My father was the one who ultimately made me realize that I was taking my body image issues too far. He sat me down one Christmas eve after hearing me in the bathroom. That was the last time I ever forced myself to throw up. I was too thin; I felt my body deteriorating. My every thought was consumed by weight and appearance, and it needed to stop. My father was my rock and he was always very calm when I would hurt myself as a child. The concern he showed for my health made me realize that this was not like a scrape on the knee from falling off the monkey bars, but something far more serious.

Of course, these feelings don’t just disappear. Negative thoughts about my body image are instilled in my mind, but I’ve found that they can be managed and changed into something constructive. I now focus on my body’s health, not my body’s weight. I found refuge in running. I want my body to be strong and powerful, and in order to do that I have to forget about the scale and focus on what my body could achieve. I am proud to say that I no longer feel the need to purge. I have accepted that life has setbacks and eating unhealthy once in a while will not be the end of me.

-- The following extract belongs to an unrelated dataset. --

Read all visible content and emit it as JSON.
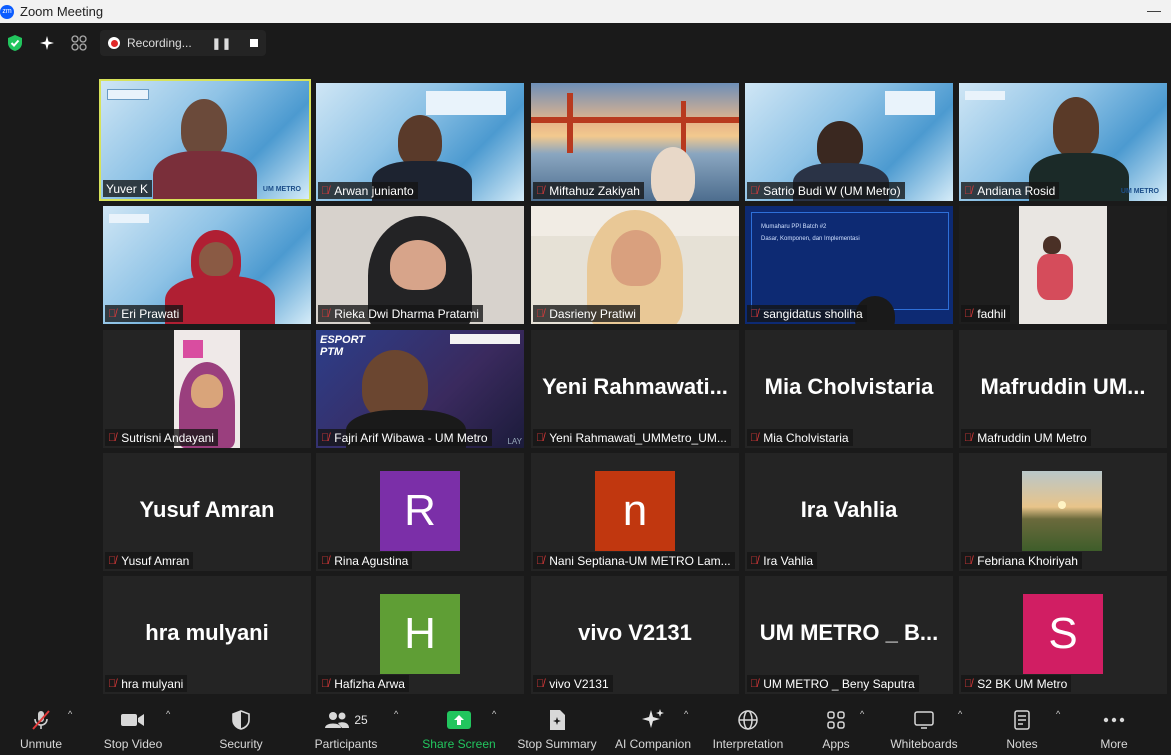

Most importantly I have learned what makes me feel best. I run, I hike, I stay active in every sense of the word, and I feel strong. Of course I still feel pressure to fit into the impossible mold that we have created for each other, but I remind myself of how strong my body has become. I went from being unhealthy and weak, to being a triathlete and a runner. I will probably never be entirely content with my appearance, but I am the healthiest I have ever been and I am happy. That’s far more important.

There are a number of myths related to eating disorders and new studies show that, for many, the causes of eating disorders are more complex than the effects of media images, yet, for me, the fact remains that my worth was linked to being skinny. The impossible standards to which I held myself and others was dangerous. Together, we’ve created an unattainable standard but with determination we can work to dismantle it. My father showed me how.

Anonymous